§ **WHAT IS BEING ASKED**:
Scan the entries for the string "kind" and give the number of lines that have it, nothing further.
---+---
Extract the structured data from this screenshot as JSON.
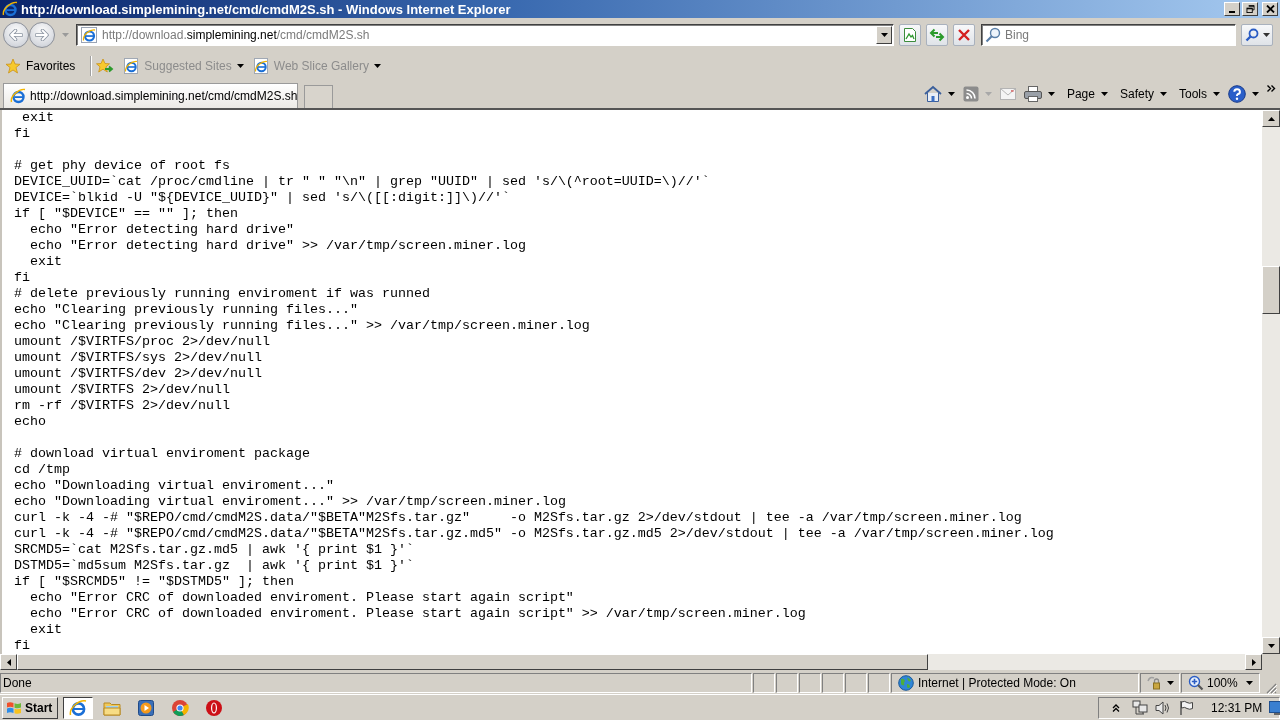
{
  "window": {
    "title": "http://download.simplemining.net/cmd/cmdM2S.sh - Windows Internet Explorer"
  },
  "address_bar": {
    "url_parts": [
      {
        "text": "http://download.",
        "highlighted": false
      },
      {
        "text": "simplemining.net",
        "highlighted": true
      },
      {
        "text": "/cmd/cmdM2S.sh",
        "highlighted": false
      }
    ]
  },
  "search": {
    "placeholder": "Bing"
  },
  "favorites_bar": {
    "label": "Favorites",
    "links": [
      {
        "label": "Suggested Sites",
        "disabled": true
      },
      {
        "label": "Web Slice Gallery",
        "disabled": true
      }
    ]
  },
  "tabs": [
    {
      "label": "http://download.simplemining.net/cmd/cmdM2S.sh",
      "selected": true
    }
  ],
  "command_bar": {
    "menus": [
      {
        "label": "Page"
      },
      {
        "label": "Safety"
      },
      {
        "label": "Tools"
      }
    ]
  },
  "document": {
    "blocks": [
      [
        " exit",
        "fi"
      ],
      [
        "# get phy device of root fs",
        "DEVICE_UUID=`cat /proc/cmdline | tr \" \" \"\\n\" | grep \"UUID\" | sed 's/\\(^root=UUID=\\)//'`",
        "DEVICE=`blkid -U \"${DEVICE_UUID}\" | sed 's/\\([[:digit:]]\\)//'`",
        "if [ \"$DEVICE\" == \"\" ]; then",
        "  echo \"Error detecting hard drive\"",
        "  echo \"Error detecting hard drive\" >> /var/tmp/screen.miner.log",
        "  exit",
        "fi",
        "# delete previously running enviroment if was runned",
        "echo \"Clearing previously running files...\"",
        "echo \"Clearing previously running files...\" >> /var/tmp/screen.miner.log",
        "umount /$VIRTFS/proc 2>/dev/null",
        "umount /$VIRTFS/sys 2>/dev/null",
        "umount /$VIRTFS/dev 2>/dev/null",
        "umount /$VIRTFS 2>/dev/null",
        "rm -rf /$VIRTFS 2>/dev/null",
        "echo"
      ],
      [
        "# download virtual enviroment package",
        "cd /tmp",
        "echo \"Downloading virtual enviroment...\"",
        "echo \"Downloading virtual enviroment...\" >> /var/tmp/screen.miner.log",
        "curl -k -4 -# \"$REPO/cmd/cmdM2S.data/\"$BETA\"M2Sfs.tar.gz\"     -o M2Sfs.tar.gz 2>/dev/stdout | tee -a /var/tmp/screen.miner.log",
        "curl -k -4 -# \"$REPO/cmd/cmdM2S.data/\"$BETA\"M2Sfs.tar.gz.md5\" -o M2Sfs.tar.gz.md5 2>/dev/stdout | tee -a /var/tmp/screen.miner.log",
        "SRCMD5=`cat M2Sfs.tar.gz.md5 | awk '{ print $1 }'`",
        "DSTMD5=`md5sum M2Sfs.tar.gz  | awk '{ print $1 }'`",
        "if [ \"$SRCMD5\" != \"$DSTMD5\" ]; then",
        "  echo \"Error CRC of downloaded enviroment. Please start again script\"",
        "  echo \"Error CRC of downloaded enviroment. Please start again script\" >> /var/tmp/screen.miner.log",
        "  exit",
        "fi"
      ]
    ]
  },
  "status_bar": {
    "text": "Done",
    "zone": "Internet | Protected Mode: On",
    "zoom": "100%"
  },
  "taskbar": {
    "start": "Start",
    "apps": [
      {
        "selected": true
      },
      {
        "selected": false
      },
      {
        "selected": false
      },
      {
        "selected": false
      },
      {
        "selected": false
      }
    ],
    "clock": "12:31 PM"
  }
}
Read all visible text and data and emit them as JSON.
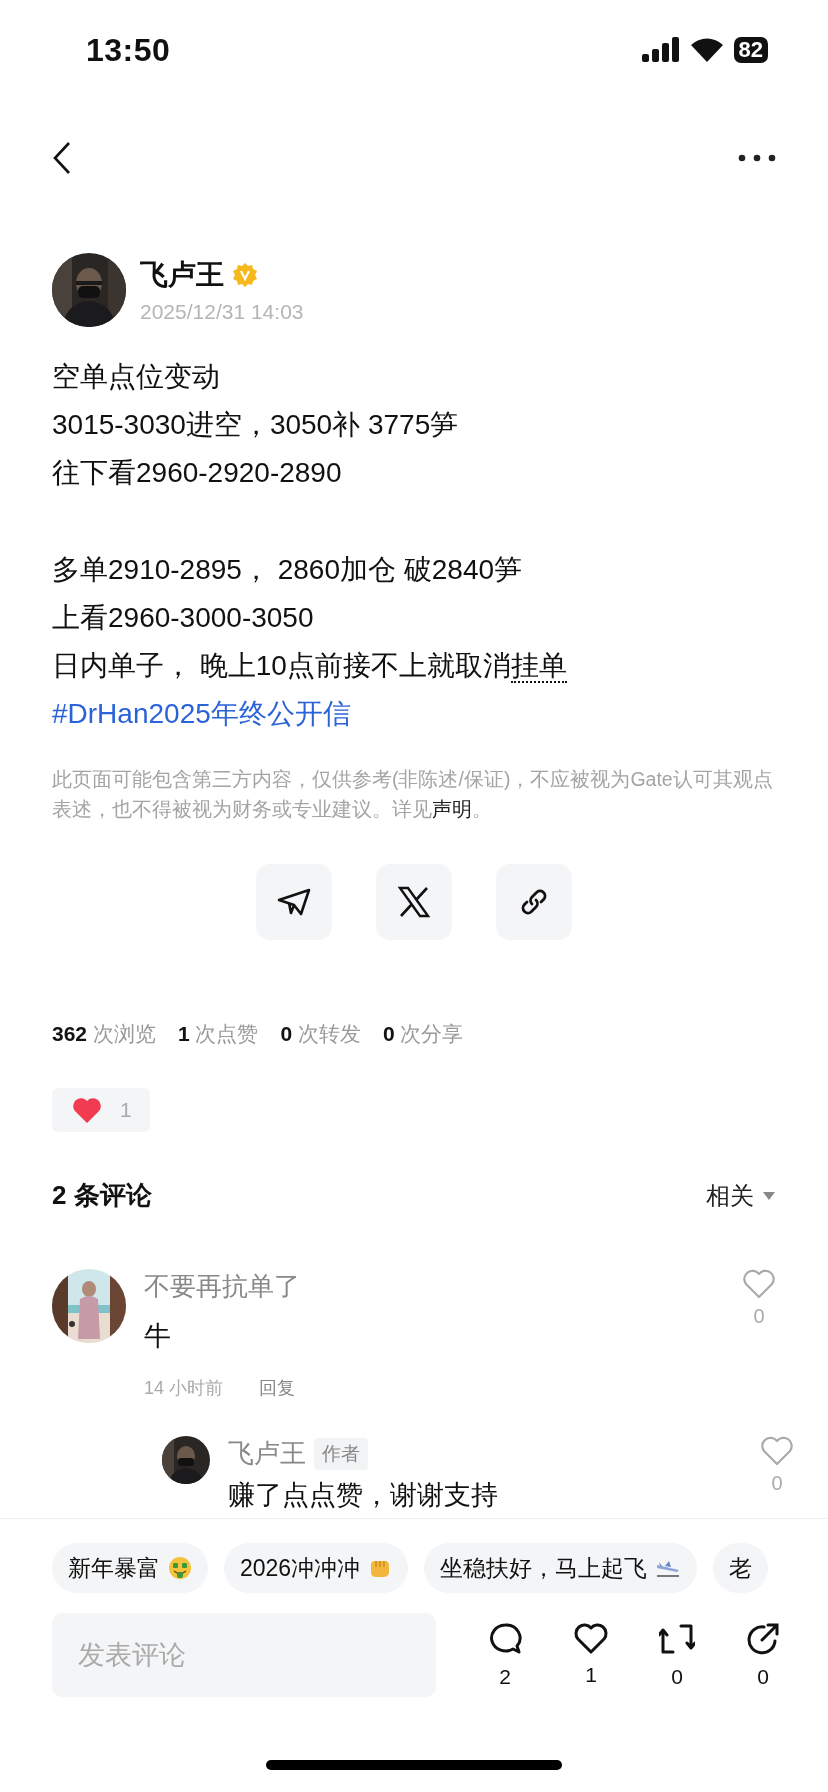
{
  "status_bar": {
    "time": "13:50",
    "battery": "82"
  },
  "author": {
    "name": "飞卢王",
    "verified": true,
    "date": "2025/12/31 14:03"
  },
  "post": {
    "paragraphs": [
      [
        [
          {
            "text": "空单点位变动",
            "underlined": false
          }
        ],
        [
          {
            "text": "3015-3030进空，3050补 3775笋",
            "underlined": false
          }
        ],
        [
          {
            "text": "往下看2960-2920-2890",
            "underlined": false
          }
        ]
      ],
      [
        [
          {
            "text": "多单2910-2895， 2860加仓  破2840笋",
            "underlined": false
          }
        ],
        [
          {
            "text": "上看2960-3000-3050",
            "underlined": false
          }
        ],
        [
          {
            "text": "日内单子， 晚上10点前接不上就取消",
            "underlined": false
          },
          {
            "text": "挂单",
            "underlined": true
          }
        ]
      ]
    ],
    "hashtag": "#DrHan2025年终公开信",
    "disclaimer": {
      "text": "此页面可能包含第三方内容，仅供参考(非陈述/保证)，不应被视为Gate认可其观点表述，也不得被视为财务或专业建议。详见",
      "link": "声明",
      "end": "。"
    }
  },
  "share_buttons": [
    {
      "kind": "telegram"
    },
    {
      "kind": "x"
    },
    {
      "kind": "link"
    }
  ],
  "stats": [
    {
      "count": "362",
      "unit": "次浏览"
    },
    {
      "count": "1",
      "unit": "次点赞"
    },
    {
      "count": "0",
      "unit": "次转发"
    },
    {
      "count": "0",
      "unit": "次分享"
    }
  ],
  "reactions": [
    {
      "kind": "heart",
      "count": "1"
    }
  ],
  "comments": {
    "title": "2 条评论",
    "sort": "相关",
    "items": [
      {
        "name": "不要再抗单了",
        "text": "牛",
        "time": "14 小时前",
        "reply": "回复",
        "likes": "0",
        "replies": [
          {
            "name": "飞卢王",
            "badge": "作者",
            "text": "赚了点点赞，谢谢支持",
            "likes": "0"
          }
        ]
      }
    ]
  },
  "topic_chips": [
    {
      "label": "新年暴富",
      "kind": "money-face"
    },
    {
      "label": "2026冲冲冲",
      "kind": "fist"
    },
    {
      "label": "坐稳扶好，马上起飞",
      "kind": "plane"
    },
    {
      "label": "老",
      "kind": "plain"
    }
  ],
  "comment_input": {
    "placeholder": "发表评论"
  },
  "actions": [
    {
      "kind": "comment",
      "count": "2"
    },
    {
      "kind": "like",
      "count": "1"
    },
    {
      "kind": "repost",
      "count": "0"
    },
    {
      "kind": "share",
      "count": "0"
    }
  ]
}
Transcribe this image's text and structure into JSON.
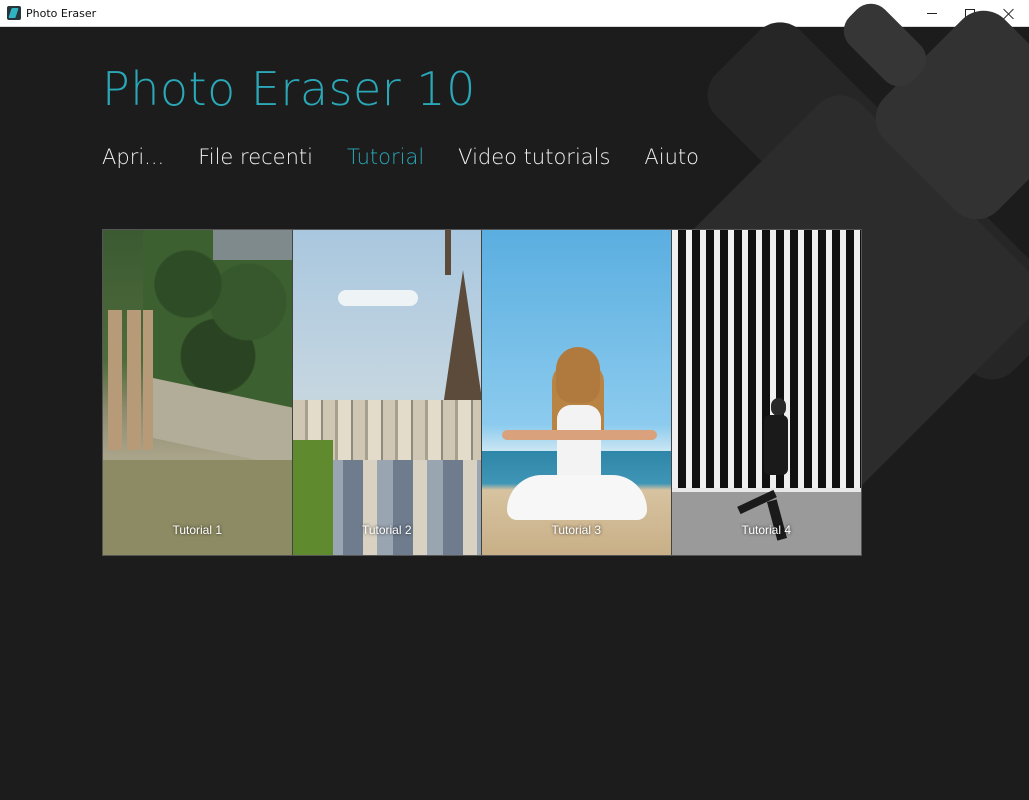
{
  "window": {
    "title": "Photo Eraser",
    "controls": {
      "minimize": "minimize",
      "maximize": "maximize",
      "close": "close"
    }
  },
  "header": {
    "app_title": "Photo Eraser 10"
  },
  "nav": {
    "items": [
      {
        "label": "Apri..."
      },
      {
        "label": "File recenti"
      },
      {
        "label": "Tutorial",
        "active": true
      },
      {
        "label": "Video tutorials"
      },
      {
        "label": "Aiuto"
      }
    ]
  },
  "tutorials": [
    {
      "label": "Tutorial 1"
    },
    {
      "label": "Tutorial 2"
    },
    {
      "label": "Tutorial 3"
    },
    {
      "label": "Tutorial 4"
    }
  ],
  "colors": {
    "accent": "#2aa8b8",
    "background": "#1c1c1c",
    "nav_text": "#f2f2f2"
  }
}
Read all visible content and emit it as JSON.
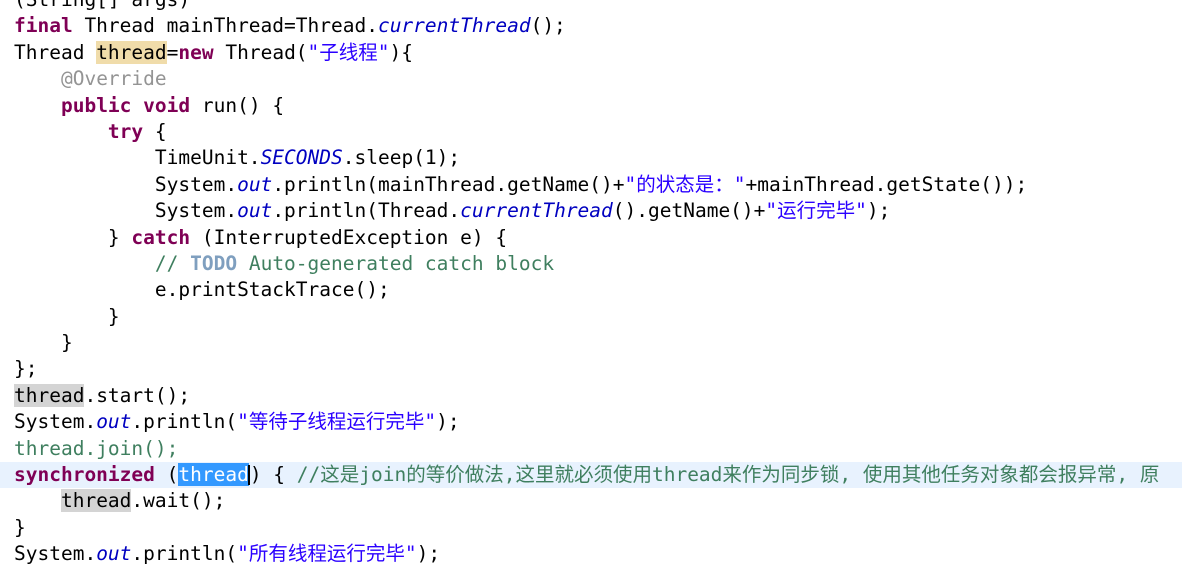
{
  "editor": {
    "language": "Java",
    "font_size_px": 19.5,
    "line_height_px": 26.4,
    "background": "#ffffff",
    "current_line_background": "#e8f2fe",
    "colors": {
      "keyword": "#7f0055",
      "string": "#2a00ff",
      "comment": "#3f7f5f",
      "todo_tag": "#7f9fbf",
      "annotation": "#949494",
      "static_field": "#0000c0",
      "plain_text": "#000000",
      "write_occurrence_highlight": "#f0dcaa",
      "read_occurrence_highlight": "#d4d4d4",
      "selection_background": "#3399ff",
      "selection_text": "#ffffff"
    }
  },
  "code": {
    "line_0": {
      "partial_clipped": "(String[] args)"
    },
    "line_1": {
      "kw_final": "final",
      "t_thread_type": " Thread mainThread=Thread.",
      "static_currentThread": "currentThread",
      "t_tail": "();"
    },
    "line_2": {
      "t_thread_type": "Thread ",
      "var_thread": "thread",
      "t_eq": "=",
      "kw_new": "new",
      "t_ctor": " Thread(",
      "str_child": "\"子线程\"",
      "t_tail": "){"
    },
    "line_3": {
      "annotation": "@Override"
    },
    "line_4": {
      "kw_public": "public",
      "sp1": " ",
      "kw_void": "void",
      "t_run": " run() {"
    },
    "line_5": {
      "kw_try": "try",
      "t_brace": " {"
    },
    "line_6": {
      "t_timeunit": "TimeUnit.",
      "static_seconds": "SECONDS",
      "t_sleep": ".sleep(1);"
    },
    "line_7": {
      "t_system": "System.",
      "static_out": "out",
      "t_mid": ".println(mainThread.getName()+",
      "str_state": "\"的状态是：\"",
      "t_tail": "+mainThread.getState());"
    },
    "line_8": {
      "t_system": "System.",
      "static_out": "out",
      "t_mid": ".println(Thread.",
      "static_currentThread": "currentThread",
      "t_mid2": "().getName()+",
      "str_done": "\"运行完毕\"",
      "t_tail": ");"
    },
    "line_9": {
      "t_close": "} ",
      "kw_catch": "catch",
      "t_tail": " (InterruptedException e) {"
    },
    "line_10": {
      "cmt_slashes": "// ",
      "todo": "TODO",
      "cmt_rest": " Auto-generated catch block"
    },
    "line_11": {
      "t": "e.printStackTrace();"
    },
    "line_12": {
      "t": "}"
    },
    "line_13": {
      "t": "}"
    },
    "line_14": {
      "t": "};"
    },
    "line_15": {
      "var_thread": "thread",
      "t_tail": ".start();"
    },
    "line_16": {
      "t_system": "System.",
      "static_out": "out",
      "t_mid": ".println(",
      "str_wait": "\"等待子线程运行完毕\"",
      "t_tail": ");"
    },
    "line_17": {
      "cmt_join": "thread.join();"
    },
    "line_18": {
      "kw_synchronized": "synchronized",
      "t_open": " (",
      "sel_thread": "thread",
      "t_close": ") { ",
      "cmt": "//这是join的等价做法,这里就必须使用thread来作为同步锁, 使用其他任务对象都会报异常, 原"
    },
    "line_19": {
      "var_thread": "thread",
      "t_tail": ".wait();"
    },
    "line_20": {
      "t": "}"
    },
    "line_21": {
      "t_system": "System.",
      "static_out": "out",
      "t_mid": ".println(",
      "str_all": "\"所有线程运行完毕\"",
      "t_tail": ");"
    }
  }
}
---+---
§ **TASK OUTPUT**:
12